Baked spectacles, gluten wars and more – It’s the bread news
According to the Sydney Morning Herald, the gluten-free craze has gone too far. One baker manages to bake a pair of spectacles into a loaf. British ducks are happier without bread. And bread prices are set to cause discord in South Africa. Here’s the news.
Gluten free breads get a battering in Australia
The Sydney Morning Herald takes up the Gluten-free cynics’ banner for the good of the nation, pointing out that gluten-free foods are not healthy foods. They say far too many people are equating gluten-free food with good health, but it’s simply not the case.
Author Jeff Wilser agrees. His new book, The Good News About What’s Bad For You, reveals how the “misguided” gluten-free fad can bring about weight gain. Dr Shelly Case, who wrote The Gluten-Free Diet: The Definitive Resource Guide, agrees. Just like fat-free foods, removing the gluten means you need to replace it with something else, and that ‘something else’ is often sugar or fat, used to add back the flavour and texture that’s been destroyed.
The respected author and food activist Michael Pollan also adds his voice to a growing number of experts worried about inaccurate health claims for gluten-free products. As he says, “Gluten is bad for some people, but I think a much smaller number than we think. There are people who have a genuine gluten intolerance, and then I think [there are] a lot of people who think they do.” Worse still, there’s not much scientific evidence that going gluten-free helps even if you suffer from an intolerance or coeliac disease.
For thousands of years our bread was made slowly and simply, leaving the dough to sit and ferment before kneading it to combine the fermentation proteins that form gluten. Today’s ordinary bread completely bypasses the natural sourdough process as well as getting rid of the best, most nutritious and fibre-rich bits of the wheat kernel. As the article says:

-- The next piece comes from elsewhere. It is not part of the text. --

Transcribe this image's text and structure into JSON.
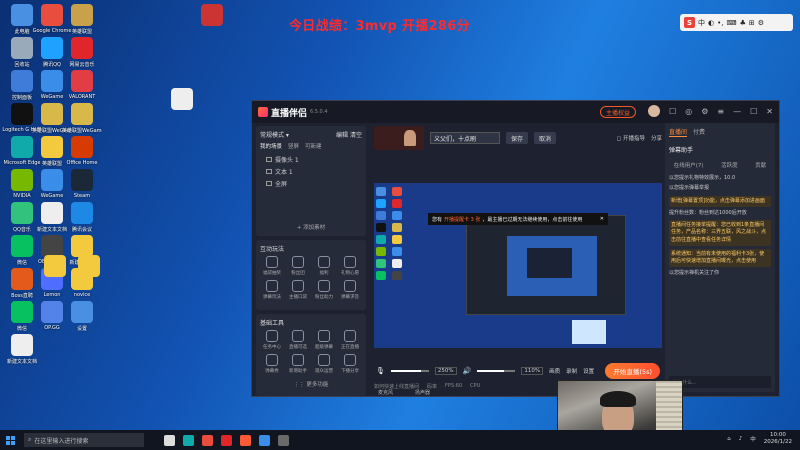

“Properly fermented bread means buying sourdough from a proper baker, not from a big bread company. that is trying to cut corners. It means returning to a more simple way of eating, bypassing the big food corporations that are unlikely to have our best health interests at heart and who are happy to exploit our food fears and fads.”

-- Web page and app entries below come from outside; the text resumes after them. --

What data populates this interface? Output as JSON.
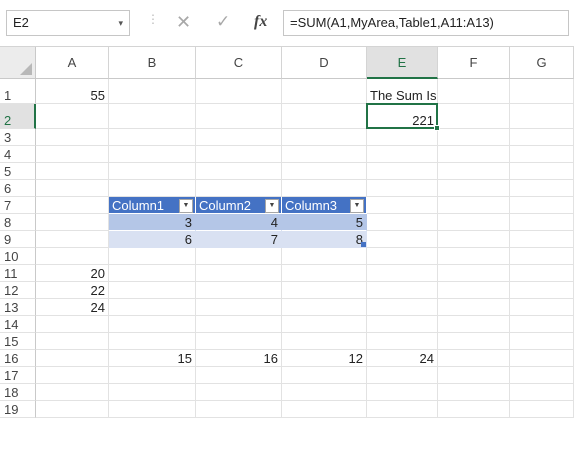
{
  "name_box": {
    "value": "E2",
    "arrow_icon": "dropdown-arrow-icon"
  },
  "formula_bar": {
    "separator": "⋮",
    "cancel_icon": "✕",
    "enter_icon": "✓",
    "fx_label": "fx",
    "formula": "=SUM(A1,MyArea,Table1,A11:A13)"
  },
  "columns": [
    "A",
    "B",
    "C",
    "D",
    "E",
    "F",
    "G"
  ],
  "selected_column": "E",
  "rows": [
    "1",
    "2",
    "3",
    "4",
    "5",
    "6",
    "7",
    "8",
    "9",
    "10",
    "11",
    "12",
    "13",
    "14",
    "15",
    "16",
    "17",
    "18",
    "19"
  ],
  "selected_row": "2",
  "cells": {
    "A1": "55",
    "E1": "The Sum Is",
    "E2": "221",
    "A11": "20",
    "A12": "22",
    "A13": "24",
    "B16": "15",
    "C16": "16",
    "D16": "12",
    "E16": "24"
  },
  "table": {
    "name": "Table1",
    "headers": [
      "Column1",
      "Column2",
      "Column3"
    ],
    "rows": [
      [
        "3",
        "4",
        "5"
      ],
      [
        "6",
        "7",
        "8"
      ]
    ],
    "header_color": "#4472c4",
    "band1_color": "#b4c6e7",
    "band2_color": "#d9e1f2",
    "filter_icon": "▼"
  },
  "colors": {
    "accent": "#217346",
    "grid_line": "#e2e2e2",
    "header_bg_selected": "#e1e1e1"
  }
}
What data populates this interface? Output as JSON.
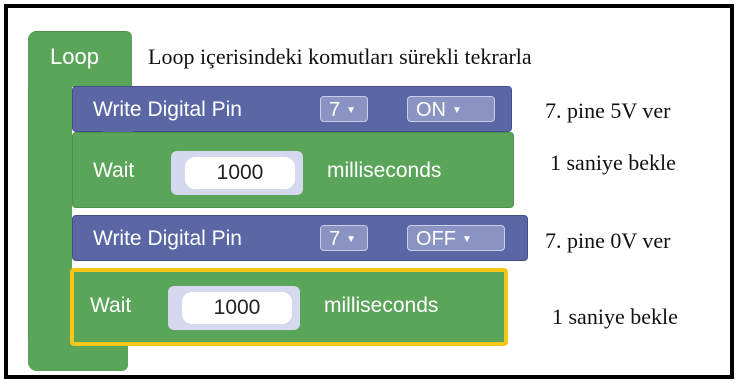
{
  "loop": {
    "label": "Loop",
    "comment": "Loop içerisindeki komutları sürekli tekrarla"
  },
  "blocks": [
    {
      "type": "write",
      "label": "Write Digital Pin",
      "pin": "7",
      "state": "ON",
      "comment": "7. pine 5V ver"
    },
    {
      "type": "wait",
      "label": "Wait",
      "value": "1000",
      "unit": "milliseconds",
      "comment": "1 saniye bekle"
    },
    {
      "type": "write",
      "label": "Write Digital Pin",
      "pin": "7",
      "state": "OFF",
      "comment": "7. pine 0V ver"
    },
    {
      "type": "wait",
      "label": "Wait",
      "value": "1000",
      "unit": "milliseconds",
      "comment": "1 saniye bekle",
      "selected": true
    }
  ],
  "colors": {
    "loop_green": "#5ba55b",
    "write_blue": "#5b67a5",
    "selection_yellow": "#f5c518"
  },
  "icons": {
    "dropdown": "triangle-down"
  }
}
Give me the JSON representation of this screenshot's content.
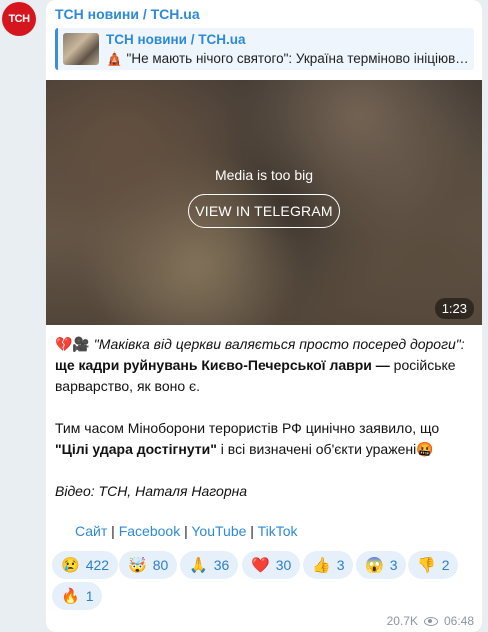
{
  "channel": {
    "avatar_text": "TCH",
    "name": "ТСН новини / TCH.ua"
  },
  "forward": {
    "title": "ТСН новини / TCH.ua",
    "text": "🛕 \"Не мають нічого святого\": Україна терміново ініціювала засідання Ради безпеки ООН"
  },
  "media": {
    "message": "Media is too big",
    "button": "VIEW IN TELEGRAM",
    "duration": "1:23"
  },
  "post": {
    "l1_emoji": "💔🎥",
    "l1_quote": "\"Маківка від церкви валяється просто посеред дороги\":",
    "l2_bold": "ще кадри руйнувань Києво-Печерської лаври —",
    "l2_rest": " російське",
    "l3": "варварство, як воно є.",
    "l4": "Тим часом Міноборони терористів РФ цинічно заявило, що",
    "l5_bold": "\"Цілі удара достігнути\"",
    "l5_rest": " і всі визначені об'єкти уражені🤬",
    "l6": "Відео: ТСН, Наталя Нагорна"
  },
  "links": {
    "site": "Сайт",
    "sep": " | ",
    "facebook": "Facebook",
    "youtube": "YouTube",
    "tiktok": "TikTok"
  },
  "reactions": [
    {
      "emoji": "😢",
      "count": "422"
    },
    {
      "emoji": "🤯",
      "count": "80"
    },
    {
      "emoji": "🙏",
      "count": "36"
    },
    {
      "emoji": "❤️",
      "count": "30"
    },
    {
      "emoji": "👍",
      "count": "3"
    },
    {
      "emoji": "😱",
      "count": "3"
    },
    {
      "emoji": "👎",
      "count": "2"
    },
    {
      "emoji": "🔥",
      "count": "1"
    }
  ],
  "meta": {
    "views": "20.7K",
    "time": "06:48"
  },
  "colors": {
    "brand": "#d5161e",
    "link": "#2d8ad8",
    "reaction_bg": "#e6f0fa"
  }
}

In the meantime logic is failing us. Processed gluten-free foods currently bring in $100 million to producers in Australia. The trend is still hot in the UK. It’s about time it stopped.
Mmmm, that bread looks fabulous…
What you see is what you get. When a baker managed to bake a pair of specs into a loaf, the resulting image went viral. We’ve all heard of dead creatures and other random objects baked into bread, an event that has reached folkloric proportions over the years. But glasses? It looks like it’s a first.
Here are some of the strangest things people have discovered inside loaves of bread over the years. Gross. Thankfully most of these were found in Russian bread.
- Mice and rats, both whole and in pieces
- Clumps of hair
- A syringe
- Metal washers
- Cigarette butts
- Needle and thread
Canal and River Trust say ducks are slimming down
Great news on the duck front. The Canal and River Trust’s campaign to stop people feeding bread to ducks is having an effect. Apparently ,“ducks up and down the country are benefiting from thinner waistlines and cleaner homes” and there’s been a 20% drop in the number of people feeding ducks bread, equating to 80,000 fewer loaves hurled into rivers, canals, lakes and ponds every year. On the downside, 3.5 million loaves of bread per year are still being fed to ducks, when the birds much prefer healthy options like seeds, fruit and veg.
Bread price rises cause concern in South Africa
Last week saw a wheat tarrif hike of 34% in South Africa, which spawned instant worries about the price of bread. Grain South Africa insisted the price of the staple food wouldn’t increase, while other reports predicted a price rise of at least 10%. Grain South Africa believes consumers will pay more for their bread for another reason altogether, as a result of stiff fuel and electricity price increases. The debate rumbles on.